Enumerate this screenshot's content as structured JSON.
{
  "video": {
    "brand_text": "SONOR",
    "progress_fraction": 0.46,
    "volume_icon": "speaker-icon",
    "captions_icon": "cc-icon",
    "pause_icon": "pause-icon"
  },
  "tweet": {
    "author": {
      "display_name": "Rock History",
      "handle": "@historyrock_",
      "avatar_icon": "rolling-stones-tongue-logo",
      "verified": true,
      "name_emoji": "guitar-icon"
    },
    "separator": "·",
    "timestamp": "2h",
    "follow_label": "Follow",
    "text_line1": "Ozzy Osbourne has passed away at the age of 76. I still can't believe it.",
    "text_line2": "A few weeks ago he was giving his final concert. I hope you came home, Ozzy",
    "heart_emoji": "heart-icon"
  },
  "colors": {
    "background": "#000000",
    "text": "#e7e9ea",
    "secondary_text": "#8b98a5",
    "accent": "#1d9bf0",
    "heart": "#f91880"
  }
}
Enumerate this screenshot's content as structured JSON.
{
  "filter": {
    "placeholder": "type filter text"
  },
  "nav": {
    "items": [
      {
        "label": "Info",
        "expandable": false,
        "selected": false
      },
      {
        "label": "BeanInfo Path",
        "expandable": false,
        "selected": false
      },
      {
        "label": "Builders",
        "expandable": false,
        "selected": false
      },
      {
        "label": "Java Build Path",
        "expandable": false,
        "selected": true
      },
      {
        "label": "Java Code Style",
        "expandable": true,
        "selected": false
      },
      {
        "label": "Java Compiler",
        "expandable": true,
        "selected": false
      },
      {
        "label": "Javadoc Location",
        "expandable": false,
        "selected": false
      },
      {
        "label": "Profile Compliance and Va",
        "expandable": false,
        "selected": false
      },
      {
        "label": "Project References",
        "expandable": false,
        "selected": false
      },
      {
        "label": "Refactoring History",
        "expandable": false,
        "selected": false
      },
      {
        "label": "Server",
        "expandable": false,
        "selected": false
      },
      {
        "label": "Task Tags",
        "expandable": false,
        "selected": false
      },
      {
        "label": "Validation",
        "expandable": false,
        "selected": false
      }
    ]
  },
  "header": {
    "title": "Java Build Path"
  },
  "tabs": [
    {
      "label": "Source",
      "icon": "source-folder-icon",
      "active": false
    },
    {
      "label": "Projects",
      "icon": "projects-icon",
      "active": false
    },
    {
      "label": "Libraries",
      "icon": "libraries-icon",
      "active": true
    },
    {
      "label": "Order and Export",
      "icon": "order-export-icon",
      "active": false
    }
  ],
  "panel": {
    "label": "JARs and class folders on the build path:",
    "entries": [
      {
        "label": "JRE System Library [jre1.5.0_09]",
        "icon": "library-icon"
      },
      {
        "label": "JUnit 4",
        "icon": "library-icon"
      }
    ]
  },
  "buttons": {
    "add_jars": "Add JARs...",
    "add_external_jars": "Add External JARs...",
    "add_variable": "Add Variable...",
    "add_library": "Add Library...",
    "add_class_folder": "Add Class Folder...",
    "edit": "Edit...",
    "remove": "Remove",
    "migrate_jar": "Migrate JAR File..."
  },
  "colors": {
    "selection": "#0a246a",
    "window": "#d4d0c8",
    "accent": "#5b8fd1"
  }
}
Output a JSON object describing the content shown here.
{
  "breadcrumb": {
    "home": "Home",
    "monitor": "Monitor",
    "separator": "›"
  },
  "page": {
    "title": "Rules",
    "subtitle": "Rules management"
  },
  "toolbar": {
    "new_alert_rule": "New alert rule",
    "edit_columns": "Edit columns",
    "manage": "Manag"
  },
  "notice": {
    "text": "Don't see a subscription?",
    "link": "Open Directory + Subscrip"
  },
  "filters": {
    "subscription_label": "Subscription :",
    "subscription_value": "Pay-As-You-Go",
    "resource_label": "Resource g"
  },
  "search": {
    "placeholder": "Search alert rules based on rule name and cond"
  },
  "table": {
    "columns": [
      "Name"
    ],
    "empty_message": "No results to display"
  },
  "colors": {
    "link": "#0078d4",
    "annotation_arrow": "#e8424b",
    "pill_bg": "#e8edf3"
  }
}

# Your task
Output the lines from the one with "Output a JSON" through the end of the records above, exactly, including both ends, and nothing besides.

# Exercise answer
Output a JSON object describing the content shown here.
{
  "breadcrumb": {
    "home": "Home",
    "monitor": "Monitor",
    "separator": "›"
  },
  "page": {
    "title": "Rules",
    "subtitle": "Rules management"
  },
  "toolbar": {
    "new_alert_rule": "New alert rule",
    "edit_columns": "Edit columns",
    "manage": "Manag"
  },
  "notice": {
    "text": "Don't see a subscription?",
    "link": "Open Directory + Subscrip"
  },
  "filters": {
    "subscription_label": "Subscription :",
    "subscription_value": "Pay-As-You-Go",
    "resource_label": "Resource g"
  },
  "search": {
    "placeholder": "Search alert rules based on rule name and cond"
  },
  "table": {
    "columns": [
      "Name"
    ],
    "empty_message": "No results to display"
  },
  "colors": {
    "link": "#0078d4",
    "annotation_arrow": "#e8424b",
    "pill_bg": "#e8edf3"
  }
}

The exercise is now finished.